Official results from Tunisia show the Islamist Ennahda party has failed to win the second free election since the so-called "Arab Spring" uprising in 2011. Ennahda, which handed power to a government of technocrats pending the elections, lost out to the secular party Nidaa Tounes. Henry Ridgwell reports from London that the relatively peaceful poll offers some hope in a volatile region.
Video

Video Africa Tells its Story Through Fashion

In Africa, Fashion Week is a riot of colors, shapes, patterns and fabrics - against the backdrop of its ongoing struggle between nature and its fast-growing urban edge. How do these ideas translate into needle and thread? VOA’s Anita Powell visited this year’s Mercedes Benz Fashion Week Africa in Johannesburg to find out.
Video

Video Smugglers Offer Cheap Passage From Turkey to Syria

Smugglers in Turkey offer a relatively cheap passage across the border into Syria. Ankara has stepped up efforts to stem the flow of foreign fighters who want to join Islamic State militants fighting for control of the Syrian border city of Kobani. But porous borders and border guards who can be bribed make illegal border crossings quite easy. Zlatica Hoke has more.
Video

Video China Political Meeting Seeks to Improve Rule of Law

China’s communist leaders will host a top level political meeting this week, called the Fourth Plenum, and for the first time in the party’s history, rule of law will be a key item on the agenda. Analysts and Chinese media reports say the meetings could see the approval of long-awaited measures aimed at giving courts more independence and include steps to enhance an already aggressive and high-reaching anti-corruption drive. VOA’s Bill Ide has more from Beijing.
Video

Video After Decades of Pressure, Luxembourg Drops Bank Secrecy Rules

European Union finance ministers have reached a breakthrough agreement that will make it more difficult for tax cheats to hide their money. The new legislation, which had been blocked for years by countries with a reputation as tax havens, was approved last week after Luxembourg and Austria agreed to lift their vetoes. But as Mil Arcega reports, it doesn’t mean tax cheats have run out of places to keep their money hidden.
Video

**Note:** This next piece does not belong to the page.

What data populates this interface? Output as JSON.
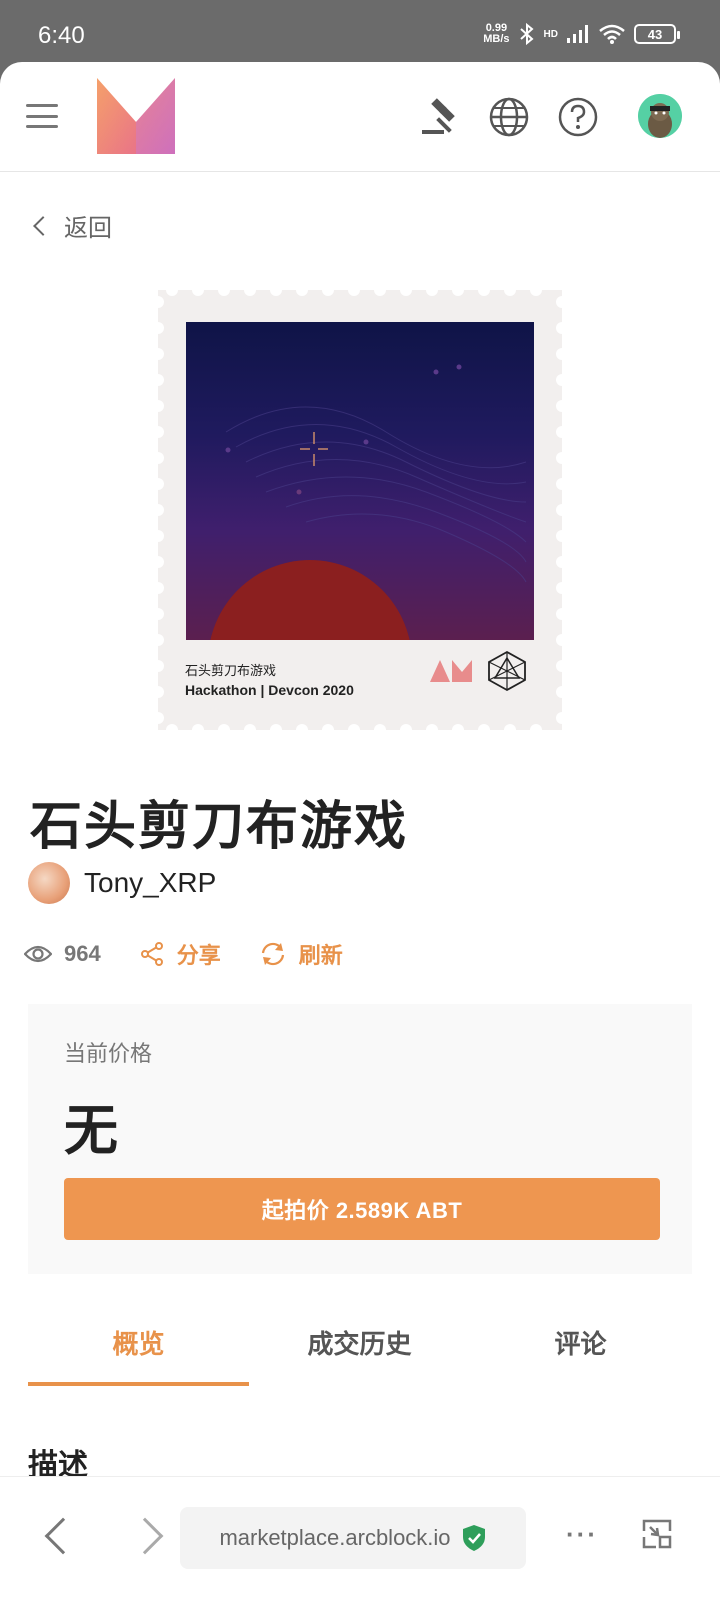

Video Kobani Refugees Welcome, Turkey Criticizes, US Airdrop

Residents of Kobani in northern Syria have welcomed the airdrop of weapons, ammunition and medicine to Kurdish militia who are resisting the seizure of their city by Islamic State militants. The Turkish government, however, has criticized the operation. VOA’s Scott Bobb reports from southeastern Turkey, across the border from Kobani.

All About America

AppleAndroid